New exploit exposes credit cards on mobile phones
Check Point Security has found that handsets using Qualcomm chipsets that hold credit and debit card credentials are at risk of a new exploit.
Now it’s more important than ever to update your phone.
Check Point security has found a vulnerability in mobile devices that run Android, which allows credit card details to be accessed by hackers.
Mobile operating systems like Android offer a Rich Execution Environment (REE), providing a hugely extensive and versatile runtime environment, which allows apps to run on the device. However, while bringing flexibility and capability, REE leaves devices vulnerable to a wide range of security threats. A Trusted Execution Environment (TEE) is designed to reside alongside the REE and provide a safe area on the device to protect assets and to execute trusted code. Qualcomm makes use of a secure virtual processor, which is often referred to as the “secure world”, in comparison to the “non-secure world”, where REE resides.
But Check Point “fuzzed” a “hole” into this secure world
In a 4-month research project, Check Point researchers attempted and succeeded to reverse Qualcomm’s “Secure World” operating system. Check Point researchers leveraged a “fuzzing” technique to expose the hole. Fuzz testing (fuzzing) is a quality assurance technique used to discover coding errors and security loopholes in software, operating systems or networks. It involves inputting massive amounts of random data, called fuzz, to the test subject in an attempt to make it crash.

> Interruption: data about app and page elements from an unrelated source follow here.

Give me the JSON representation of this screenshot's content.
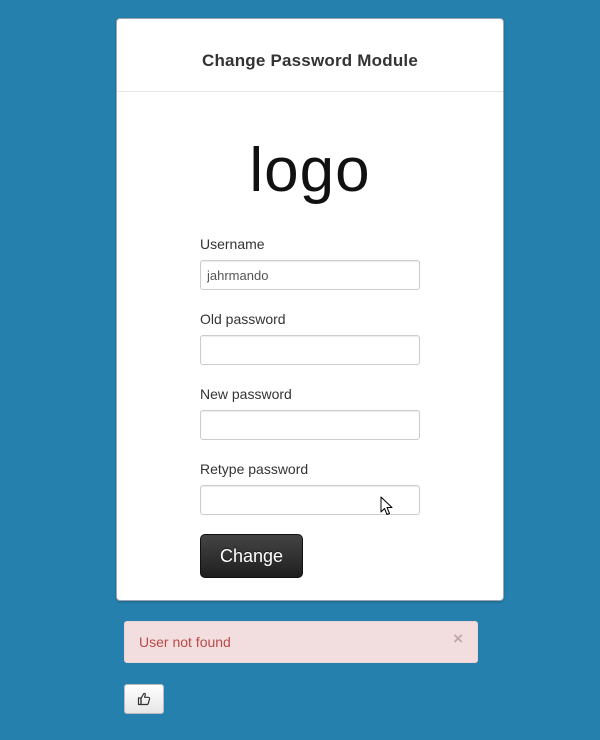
{
  "panel": {
    "title": "Change Password Module",
    "logo_text": "logo"
  },
  "form": {
    "fields": [
      {
        "label": "Username",
        "value": "jahrmando"
      },
      {
        "label": "Old password",
        "value": ""
      },
      {
        "label": "New password",
        "value": ""
      },
      {
        "label": "Retype password",
        "value": ""
      }
    ],
    "submit_label": "Change"
  },
  "alert": {
    "message": "User not found",
    "close_glyph": "×",
    "background_color": "#f2dede",
    "text_color": "#b94a48"
  },
  "like_button": {
    "icon": "thumbs-up-icon"
  },
  "colors": {
    "page_background": "#2680ae",
    "panel_background": "#ffffff",
    "button_background": "#222222"
  }
}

Check Point implemented a custom-made fuzzing tool, which tested trusted code on Samsung, LG, and Motorola devices. Through fuzzing, Check Point found 4 vulnerabilities in trusted code implemented by Samsung (including S10), 1 in Motorola, 1 in LG, but all code sourced by Qualcomm itself. To address the vulnerability, the runtime of Android needs to be protected from both attackers and users. This is typically achieved by moving the secure storage software to a hardware-supported TEE.
Check Point Research disclosed its findings directly to the companies and gave them time to patch vulnerabilities. Samsung patched three vulnerabilities and LG patched one. Motorola and Qualcomm responded, but have yet to provide a patch, and there is no confirmation of a release date yet.
Check Point Research has urged mobile phone users to stay vigilant and check their credit and debit card providers for any unusual activity. In the meantime, they are working with the vendors mentioned to issue patches.